In a previous comment Jon P. already gave a comprehensive answer with a great deal of explanation, so I am just adding couple thoughts in this regards.

By virtue of having the tag "Fractions" associated with this question and making some "qualified guess" it seems that the expected answer would pertain more to fractions arithmetic rather than test "weighting algorithms", so Method 2 would probably take precedence. Furthermore, based on this assumption, the fraction calculations can be performed simply as:

** (26/30 + 24/30 + 70/100) = 2 11/30** (or **2.366667** as a decimal rounded to 6 digits)

and then multiplied by improper fraction **100/6** to get the marks out of 50, resulting in:

**2 11/30 x 100/6 = 39 4/9** (exact fraction) or **39.444444** written as a decimal rounded to 6 digits.

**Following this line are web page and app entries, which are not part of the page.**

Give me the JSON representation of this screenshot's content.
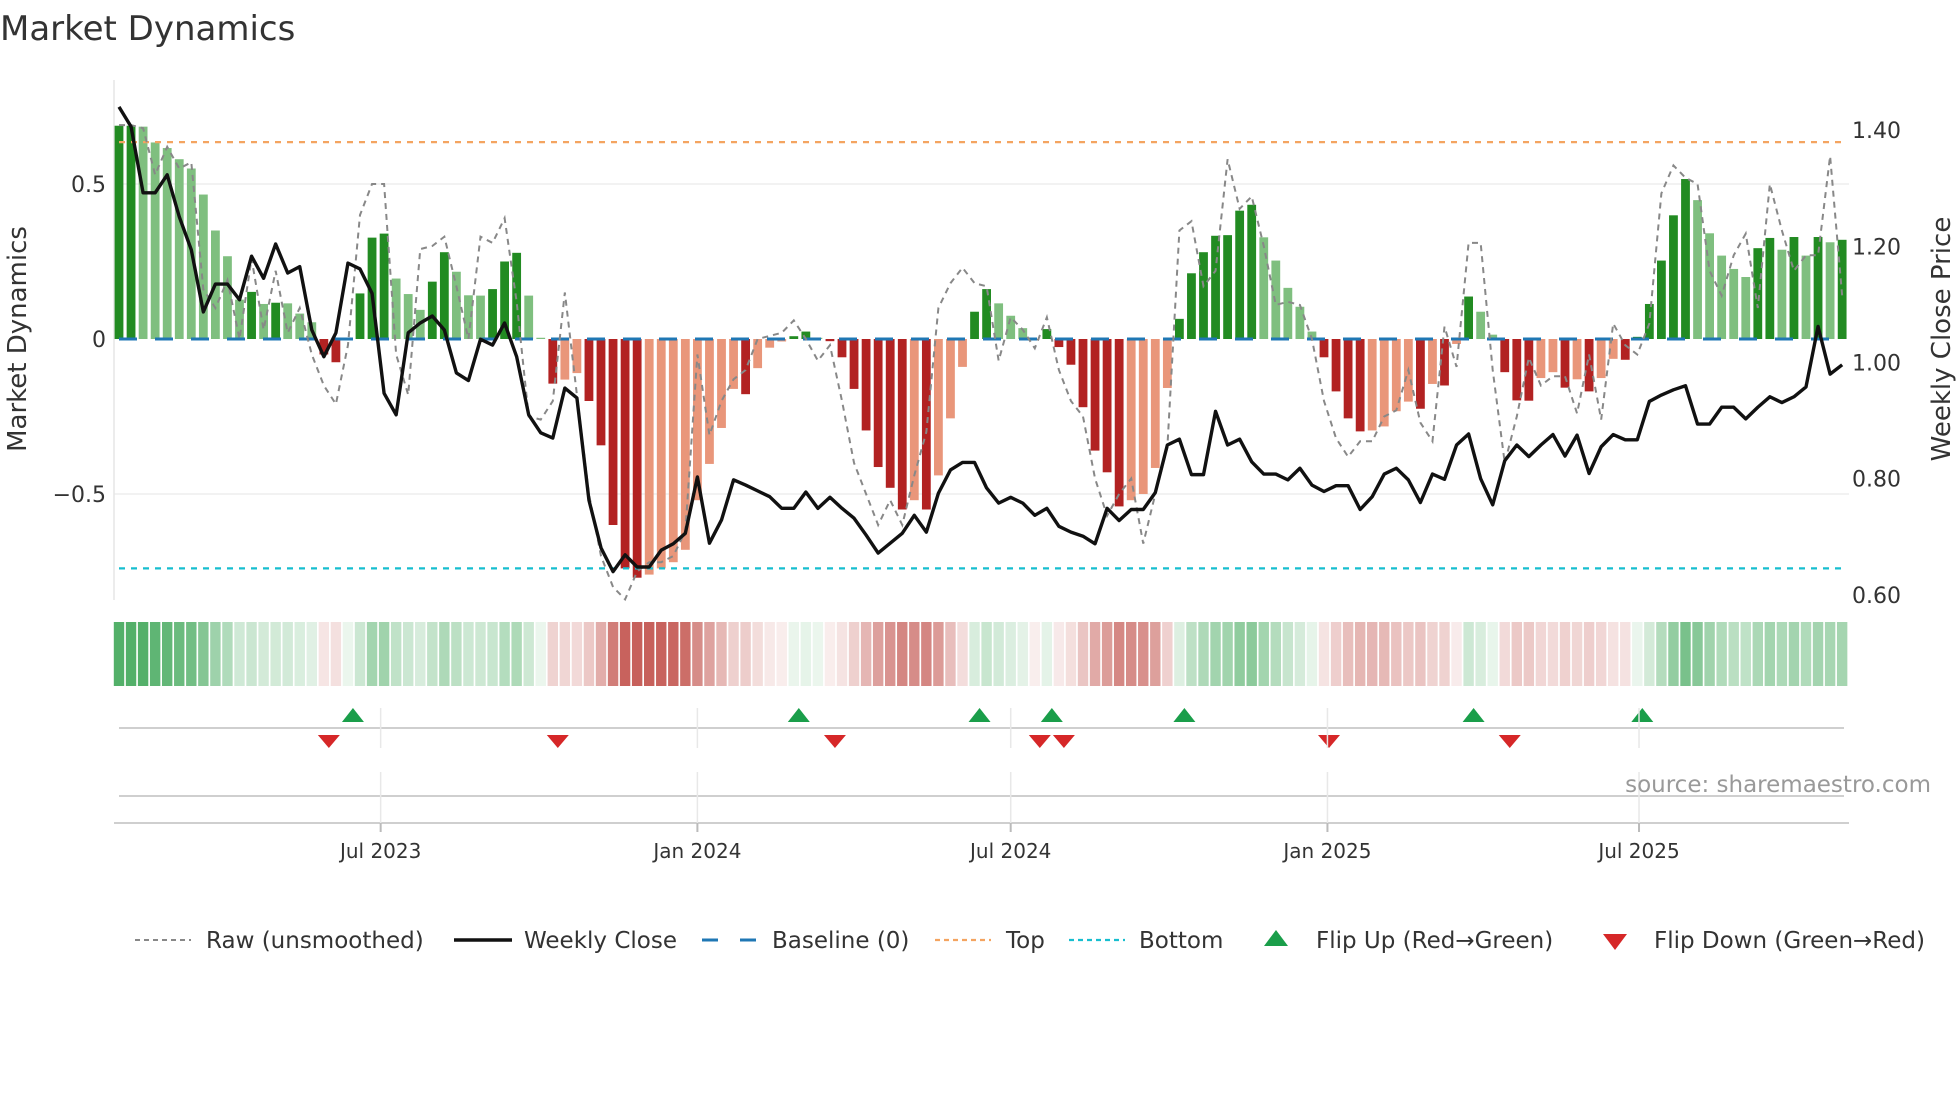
{
  "chart_data": {
    "type": "bar",
    "title": "Market Dynamics",
    "ylabel_left": "Market Dynamics",
    "ylabel_right": "Weekly Close Price",
    "source": "source: sharemaestro.com",
    "start_date": "2023-01-30",
    "frequency": "weekly",
    "ylim_left": [
      -0.86,
      0.83
    ],
    "ylim_right": [
      0.59,
      1.46
    ],
    "left_ticks": [
      {
        "v": 0.5,
        "label": "0.5"
      },
      {
        "v": 0,
        "label": "0"
      },
      {
        "v": -0.5,
        "label": "−0.5"
      }
    ],
    "right_ticks": [
      {
        "v": 1.4,
        "label": "1.40"
      },
      {
        "v": 1.2,
        "label": "1.20"
      },
      {
        "v": 1.0,
        "label": "1.00"
      },
      {
        "v": 0.8,
        "label": "0.80"
      },
      {
        "v": 0.6,
        "label": "0.60"
      }
    ],
    "x_ticks": [
      {
        "date": "2023-07-01",
        "label": "Jul 2023"
      },
      {
        "date": "2024-01-01",
        "label": "Jan 2024"
      },
      {
        "date": "2024-07-01",
        "label": "Jul 2024"
      },
      {
        "date": "2025-01-01",
        "label": "Jan 2025"
      },
      {
        "date": "2025-07-01",
        "label": "Jul 2025"
      }
    ],
    "top_level": 0.635,
    "bottom_level": -0.74,
    "baseline": 0,
    "colors": {
      "up_strong": "#228b22",
      "up_weak": "#7fbf7f",
      "down_strong": "#b22222",
      "down_weak": "#e9967a",
      "baseline": "#1f77b4",
      "top": "#f4a460",
      "bottom": "#17becf",
      "flip_up": "#1a9e4a",
      "flip_down": "#d62728",
      "close": "#111111",
      "raw": "#888888"
    },
    "series": [
      {
        "name": "Market Dynamics",
        "values": [
          0.688,
          0.688,
          0.685,
          0.634,
          0.616,
          0.58,
          0.55,
          0.466,
          0.35,
          0.267,
          0.127,
          0.152,
          0.113,
          0.117,
          0.115,
          0.082,
          0.054,
          -0.05,
          -0.075,
          0.004,
          0.147,
          0.327,
          0.34,
          0.195,
          0.145,
          0.094,
          0.185,
          0.28,
          0.217,
          0.141,
          0.14,
          0.161,
          0.25,
          0.278,
          0.14,
          0.004,
          -0.144,
          -0.131,
          -0.11,
          -0.2,
          -0.343,
          -0.6,
          -0.74,
          -0.77,
          -0.76,
          -0.74,
          -0.72,
          -0.68,
          -0.52,
          -0.403,
          -0.287,
          -0.161,
          -0.178,
          -0.094,
          -0.028,
          -0.008,
          0.009,
          0.024,
          0.004,
          -0.007,
          -0.059,
          -0.161,
          -0.295,
          -0.413,
          -0.48,
          -0.55,
          -0.52,
          -0.55,
          -0.44,
          -0.256,
          -0.09,
          0.088,
          0.161,
          0.115,
          0.075,
          0.035,
          -0.003,
          0.032,
          -0.026,
          -0.083,
          -0.22,
          -0.36,
          -0.43,
          -0.54,
          -0.52,
          -0.5,
          -0.416,
          -0.158,
          0.065,
          0.212,
          0.28,
          0.333,
          0.335,
          0.414,
          0.433,
          0.328,
          0.253,
          0.165,
          0.104,
          0.024,
          -0.059,
          -0.169,
          -0.256,
          -0.298,
          -0.295,
          -0.282,
          -0.233,
          -0.202,
          -0.225,
          -0.145,
          -0.15,
          -0.016,
          0.137,
          0.088,
          0.014,
          -0.107,
          -0.198,
          -0.199,
          -0.126,
          -0.107,
          -0.157,
          -0.13,
          -0.169,
          -0.126,
          -0.064,
          -0.067,
          0.007,
          0.113,
          0.253,
          0.399,
          0.516,
          0.448,
          0.341,
          0.269,
          0.226,
          0.2,
          0.293,
          0.326,
          0.288,
          0.329,
          0.269,
          0.329,
          0.312,
          0.32
        ]
      },
      {
        "name": "Raw (unsmoothed)",
        "values": [
          0.69,
          0.69,
          0.68,
          0.53,
          0.62,
          0.55,
          0.57,
          0.16,
          0.1,
          0.19,
          0.0,
          0.26,
          0.03,
          0.22,
          0.02,
          0.1,
          -0.05,
          -0.15,
          -0.21,
          -0.02,
          0.4,
          0.5,
          0.5,
          -0.05,
          -0.18,
          0.29,
          0.3,
          0.33,
          0.17,
          0.0,
          0.33,
          0.31,
          0.39,
          0.12,
          -0.25,
          -0.26,
          -0.2,
          0.15,
          -0.18,
          -0.5,
          -0.7,
          -0.8,
          -0.84,
          -0.75,
          -0.72,
          -0.72,
          -0.7,
          -0.62,
          -0.05,
          -0.31,
          -0.2,
          -0.13,
          -0.1,
          0,
          0.01,
          0.02,
          0.06,
          0,
          -0.07,
          -0.02,
          -0.2,
          -0.4,
          -0.5,
          -0.6,
          -0.52,
          -0.6,
          -0.44,
          -0.3,
          0.1,
          0.18,
          0.23,
          0.18,
          0.17,
          -0.07,
          0.07,
          0.03,
          -0.03,
          0.07,
          -0.1,
          -0.2,
          -0.25,
          -0.45,
          -0.57,
          -0.5,
          -0.45,
          -0.66,
          -0.5,
          -0.35,
          0.35,
          0.38,
          0.17,
          0.22,
          0.58,
          0.42,
          0.46,
          0.3,
          0.11,
          0.12,
          0.11,
          0,
          -0.2,
          -0.32,
          -0.38,
          -0.33,
          -0.33,
          -0.25,
          -0.23,
          -0.1,
          -0.27,
          -0.33,
          0.04,
          -0.09,
          0.31,
          0.31,
          -0.1,
          -0.4,
          -0.25,
          -0.06,
          -0.15,
          -0.12,
          -0.12,
          -0.24,
          -0.05,
          -0.26,
          0.05,
          -0.02,
          -0.05,
          0.05,
          0.47,
          0.56,
          0.52,
          0.5,
          0.22,
          0.14,
          0.27,
          0.34,
          0.1,
          0.5,
          0.35,
          0.22,
          0.27,
          0.27,
          0.59,
          0.14
        ]
      },
      {
        "name": "Weekly Close",
        "axis": "right",
        "values": [
          1.44,
          1.406,
          1.292,
          1.292,
          1.323,
          1.251,
          1.194,
          1.087,
          1.135,
          1.135,
          1.108,
          1.183,
          1.145,
          1.204,
          1.154,
          1.165,
          1.056,
          1.01,
          1.051,
          1.171,
          1.161,
          1.119,
          0.947,
          0.91,
          1.051,
          1.068,
          1.08,
          1.056,
          0.982,
          0.969,
          1.04,
          1.03,
          1.068,
          1.01,
          0.91,
          0.879,
          0.87,
          0.956,
          0.939,
          0.763,
          0.681,
          0.64,
          0.669,
          0.648,
          0.648,
          0.677,
          0.688,
          0.706,
          0.803,
          0.689,
          0.729,
          0.798,
          0.789,
          0.779,
          0.769,
          0.749,
          0.749,
          0.777,
          0.749,
          0.768,
          0.749,
          0.732,
          0.703,
          0.672,
          0.689,
          0.706,
          0.737,
          0.708,
          0.775,
          0.815,
          0.828,
          0.828,
          0.784,
          0.758,
          0.768,
          0.758,
          0.737,
          0.749,
          0.718,
          0.708,
          0.701,
          0.688,
          0.749,
          0.728,
          0.747,
          0.747,
          0.776,
          0.858,
          0.868,
          0.807,
          0.807,
          0.916,
          0.858,
          0.868,
          0.829,
          0.808,
          0.808,
          0.798,
          0.818,
          0.789,
          0.778,
          0.788,
          0.788,
          0.747,
          0.769,
          0.808,
          0.818,
          0.798,
          0.759,
          0.808,
          0.799,
          0.858,
          0.877,
          0.8,
          0.755,
          0.831,
          0.858,
          0.838,
          0.858,
          0.876,
          0.839,
          0.875,
          0.809,
          0.855,
          0.876,
          0.867,
          0.867,
          0.933,
          0.944,
          0.953,
          0.96,
          0.894,
          0.894,
          0.923,
          0.923,
          0.903,
          0.923,
          0.941,
          0.931,
          0.941,
          0.958,
          1.062,
          0.98,
          0.996
        ]
      }
    ],
    "legend_position": "bottom",
    "legend": [
      {
        "key": "raw",
        "label": "Raw (unsmoothed)"
      },
      {
        "key": "close",
        "label": "Weekly Close"
      },
      {
        "key": "baseline",
        "label": "Baseline (0)"
      },
      {
        "key": "top",
        "label": "Top"
      },
      {
        "key": "bottom",
        "label": "Bottom"
      },
      {
        "key": "flip_up",
        "label": "Flip Up (Red→Green)"
      },
      {
        "key": "flip_down",
        "label": "Flip Down (Green→Red)"
      }
    ]
  }
}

Some logical explanation beyond the computation method. Adding all 3 fraction and dividing the result by 3 essentially will give the *average* value of the non-weighted test scores, namely: 71/90, or 0.788889 as a decimal number, or the mark 78.889 out of 100. Consequently, dividing the latter by half will result in the mark 39.44 (rounded).

Please notice the small rounding error in the original Method 2 calculations due to intermediate fractions-to-decimal conversion. The exact value is provided in my computation method, namely: **39 4/9**. In order to simplify the computation I’ve been using the online 3-Fractions calculator, which provides both fraction/decimal results (http://webinfocentral.com/math/fractions.aspx).

Hope this may help. Best regards,

Arthur D.

09/11/15